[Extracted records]
•••

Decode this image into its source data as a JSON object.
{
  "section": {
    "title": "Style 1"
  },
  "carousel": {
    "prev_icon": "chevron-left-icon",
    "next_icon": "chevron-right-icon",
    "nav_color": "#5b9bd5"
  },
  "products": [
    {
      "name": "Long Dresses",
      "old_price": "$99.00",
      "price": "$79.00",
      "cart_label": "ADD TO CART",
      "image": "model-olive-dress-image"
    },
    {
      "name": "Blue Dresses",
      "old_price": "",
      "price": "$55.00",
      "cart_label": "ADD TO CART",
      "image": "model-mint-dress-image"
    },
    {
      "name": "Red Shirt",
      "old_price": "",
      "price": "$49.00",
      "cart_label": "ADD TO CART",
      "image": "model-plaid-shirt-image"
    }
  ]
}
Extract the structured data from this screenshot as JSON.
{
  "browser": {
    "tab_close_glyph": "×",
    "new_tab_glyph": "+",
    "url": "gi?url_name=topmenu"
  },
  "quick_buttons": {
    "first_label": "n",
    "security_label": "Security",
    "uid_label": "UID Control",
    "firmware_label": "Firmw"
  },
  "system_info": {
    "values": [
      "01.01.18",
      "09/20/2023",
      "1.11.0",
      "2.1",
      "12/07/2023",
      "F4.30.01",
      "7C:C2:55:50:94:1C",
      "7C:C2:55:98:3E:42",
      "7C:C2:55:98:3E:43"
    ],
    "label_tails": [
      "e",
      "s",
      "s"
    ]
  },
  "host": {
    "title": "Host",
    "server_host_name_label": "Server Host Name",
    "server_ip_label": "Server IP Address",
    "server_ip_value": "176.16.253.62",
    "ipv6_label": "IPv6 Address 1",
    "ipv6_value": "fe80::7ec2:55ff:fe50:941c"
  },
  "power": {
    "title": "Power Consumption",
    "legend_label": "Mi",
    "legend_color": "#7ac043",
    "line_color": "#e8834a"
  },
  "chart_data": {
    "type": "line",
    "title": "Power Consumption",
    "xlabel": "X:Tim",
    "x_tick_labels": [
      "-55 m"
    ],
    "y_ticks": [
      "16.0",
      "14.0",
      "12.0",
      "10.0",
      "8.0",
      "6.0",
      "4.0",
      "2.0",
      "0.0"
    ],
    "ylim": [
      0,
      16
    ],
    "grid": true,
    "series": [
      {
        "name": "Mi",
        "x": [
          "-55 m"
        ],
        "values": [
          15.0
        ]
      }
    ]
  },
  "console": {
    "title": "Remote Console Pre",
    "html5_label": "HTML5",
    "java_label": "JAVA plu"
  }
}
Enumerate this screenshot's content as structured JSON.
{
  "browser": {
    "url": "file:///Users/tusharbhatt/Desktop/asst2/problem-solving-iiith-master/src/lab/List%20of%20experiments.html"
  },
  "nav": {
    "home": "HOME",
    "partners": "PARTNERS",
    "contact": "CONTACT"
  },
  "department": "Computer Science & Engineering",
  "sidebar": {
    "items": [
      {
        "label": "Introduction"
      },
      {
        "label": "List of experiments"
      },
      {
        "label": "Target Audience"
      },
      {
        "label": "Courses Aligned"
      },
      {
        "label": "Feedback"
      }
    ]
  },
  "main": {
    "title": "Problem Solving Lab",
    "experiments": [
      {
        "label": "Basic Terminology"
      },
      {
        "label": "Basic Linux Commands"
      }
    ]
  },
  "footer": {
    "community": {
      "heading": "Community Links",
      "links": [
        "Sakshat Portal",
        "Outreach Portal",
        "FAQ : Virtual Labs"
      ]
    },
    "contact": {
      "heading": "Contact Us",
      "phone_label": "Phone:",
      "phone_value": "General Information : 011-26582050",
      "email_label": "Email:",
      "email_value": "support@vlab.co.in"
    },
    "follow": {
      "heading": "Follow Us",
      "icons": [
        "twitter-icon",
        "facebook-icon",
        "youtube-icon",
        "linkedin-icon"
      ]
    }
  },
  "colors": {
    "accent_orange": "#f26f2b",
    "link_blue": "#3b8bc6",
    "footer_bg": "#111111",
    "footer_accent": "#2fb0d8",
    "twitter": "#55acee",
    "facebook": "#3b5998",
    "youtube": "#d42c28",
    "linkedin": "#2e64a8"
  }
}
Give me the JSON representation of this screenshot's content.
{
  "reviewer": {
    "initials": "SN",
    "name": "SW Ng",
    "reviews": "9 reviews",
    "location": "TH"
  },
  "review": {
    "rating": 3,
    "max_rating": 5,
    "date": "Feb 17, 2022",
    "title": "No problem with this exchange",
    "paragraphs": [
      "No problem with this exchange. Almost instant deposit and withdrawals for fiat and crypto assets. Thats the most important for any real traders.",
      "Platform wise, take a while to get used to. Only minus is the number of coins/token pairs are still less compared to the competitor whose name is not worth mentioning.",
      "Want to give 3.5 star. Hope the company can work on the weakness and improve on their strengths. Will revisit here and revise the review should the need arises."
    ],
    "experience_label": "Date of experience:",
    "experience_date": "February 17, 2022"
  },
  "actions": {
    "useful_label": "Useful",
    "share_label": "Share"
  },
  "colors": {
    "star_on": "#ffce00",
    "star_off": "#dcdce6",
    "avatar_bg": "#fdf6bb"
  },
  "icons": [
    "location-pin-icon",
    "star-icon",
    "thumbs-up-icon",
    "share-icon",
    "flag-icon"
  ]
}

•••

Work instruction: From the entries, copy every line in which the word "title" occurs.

Your response:
    "title": "Style 1"
    "title": "Host",
    "title": "Power Consumption",
    "title": "Power Consumption",
    "title": "Remote Console Pre",
    "title": "Problem Solving Lab",
    "title": "No problem with this exchange",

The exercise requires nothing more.